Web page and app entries
_ _ _ _ _ _ _

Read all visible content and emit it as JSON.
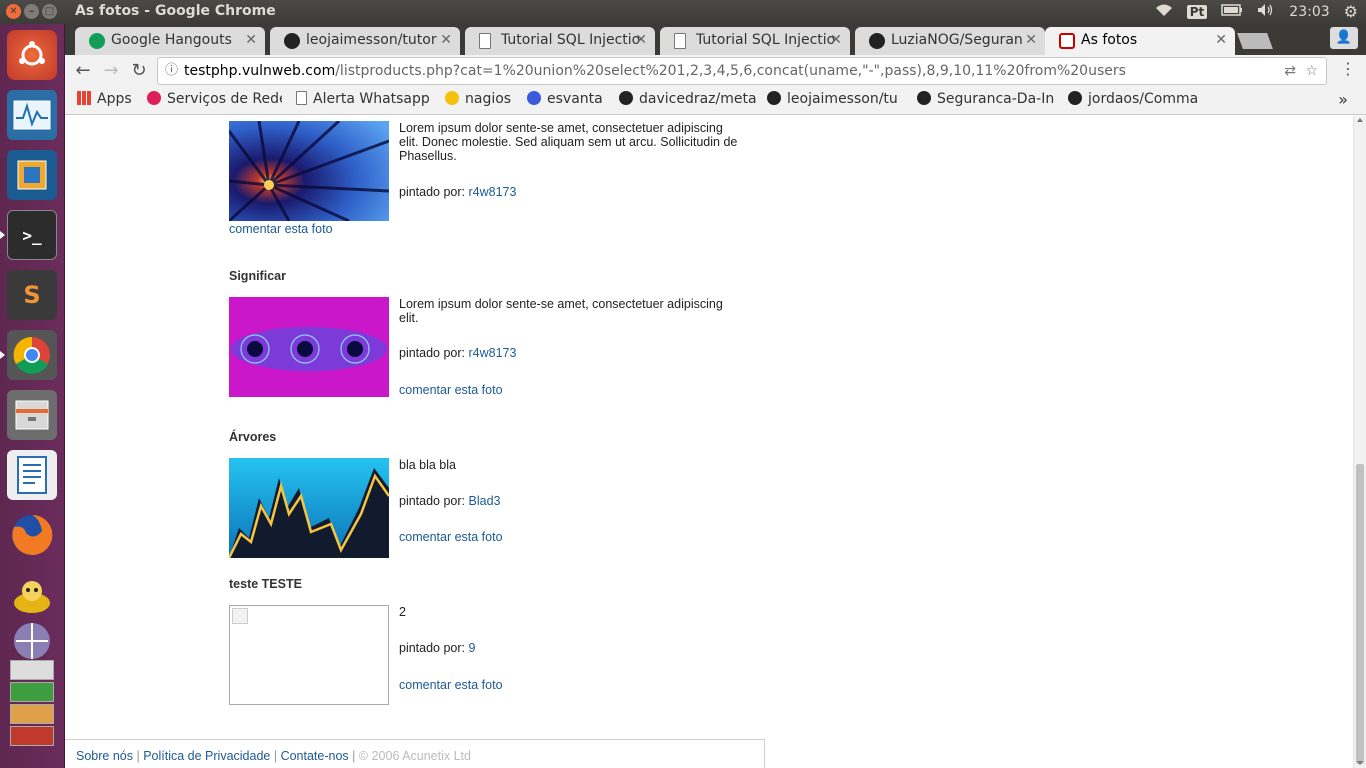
{
  "os": {
    "window_title": "As fotos - Google Chrome",
    "keyboard_layout": "Pt",
    "clock": "23:03",
    "icons": [
      "wifi-icon",
      "battery-icon",
      "volume-icon",
      "settings-gear-icon"
    ]
  },
  "launcher": {
    "items": [
      "ubuntu-dash",
      "system-monitor",
      "virtualbox",
      "terminal",
      "sublime-text",
      "chrome",
      "file-manager",
      "libreoffice-writer",
      "firefox",
      "genie-app",
      "workspace-switcher",
      "stacked-apps"
    ]
  },
  "tabs": [
    {
      "label": "Google Hangouts",
      "icon": "hangouts-icon",
      "color": "#0f9d58"
    },
    {
      "label": "leojaimesson/tutor",
      "icon": "github-icon",
      "color": "#222222"
    },
    {
      "label": "Tutorial SQL Injectio",
      "icon": "document-icon",
      "color": "#777777"
    },
    {
      "label": "Tutorial SQL Injectio",
      "icon": "document-icon",
      "color": "#777777"
    },
    {
      "label": "LuziaNOG/Seguran",
      "icon": "github-icon",
      "color": "#222222"
    },
    {
      "label": "As fotos",
      "icon": "acunetix-icon",
      "color": "#cc0000"
    }
  ],
  "toolbar": {
    "url_host": "testphp.vulnweb.com",
    "url_path": "/listproducts.php?cat=1%20union%20select%201,2,3,4,5,6,concat(uname,\"-\",pass),8,9,10,11%20from%20users"
  },
  "bookmarks": [
    {
      "label": "Apps",
      "color": "#e94235"
    },
    {
      "label": "Serviços de Rede",
      "color": "#e01e5a"
    },
    {
      "label": "Alerta Whatsapp",
      "color": "#777777"
    },
    {
      "label": "nagios",
      "color": "#f4c20d"
    },
    {
      "label": "esvanta",
      "color": "#3b5bdb"
    },
    {
      "label": "davicedraz/meta",
      "color": "#222222"
    },
    {
      "label": "leojaimesson/tu",
      "color": "#222222"
    },
    {
      "label": "Seguranca-Da-In",
      "color": "#222222"
    },
    {
      "label": "jordaos/Comma",
      "color": "#222222"
    }
  ],
  "page": {
    "products": [
      {
        "title": "",
        "description": "Lorem ipsum dolor sente-se amet, consectetuer adipiscing elit. Donec molestie. Sed aliquam sem ut arcu. Sollicitudin de Phasellus.",
        "painted_label": "pintado por:",
        "author": "r4w8173",
        "comment": "comentar esta foto"
      },
      {
        "title": "Significar",
        "description": "Lorem ipsum dolor sente-se amet, consectetuer adipiscing elit.",
        "painted_label": "pintado por:",
        "author": "r4w8173",
        "comment": "comentar esta foto"
      },
      {
        "title": "Árvores",
        "description": "bla bla bla",
        "painted_label": "pintado por:",
        "author": "Blad3",
        "comment": "comentar esta foto"
      },
      {
        "title": "teste TESTE",
        "description": "2",
        "painted_label": "pintado por:",
        "author": "9",
        "comment": "comentar esta foto"
      }
    ],
    "footer": {
      "about": "Sobre nós",
      "privacy": "Política de Privacidade",
      "contact": "Contate-nos",
      "copyright": "© 2006 Acunetix Ltd",
      "separator": "|"
    }
  }
}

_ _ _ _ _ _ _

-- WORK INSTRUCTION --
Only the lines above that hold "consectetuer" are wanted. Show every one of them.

-- YOUR RESPONSE --
        "description": "Lorem ipsum dolor sente-se amet, consectetuer adipiscing elit. Donec molestie. Sed aliquam sem ut arcu. Sollicitudin de Phasellus.",
        "description": "Lorem ipsum dolor sente-se amet, consectetuer adipiscing elit.",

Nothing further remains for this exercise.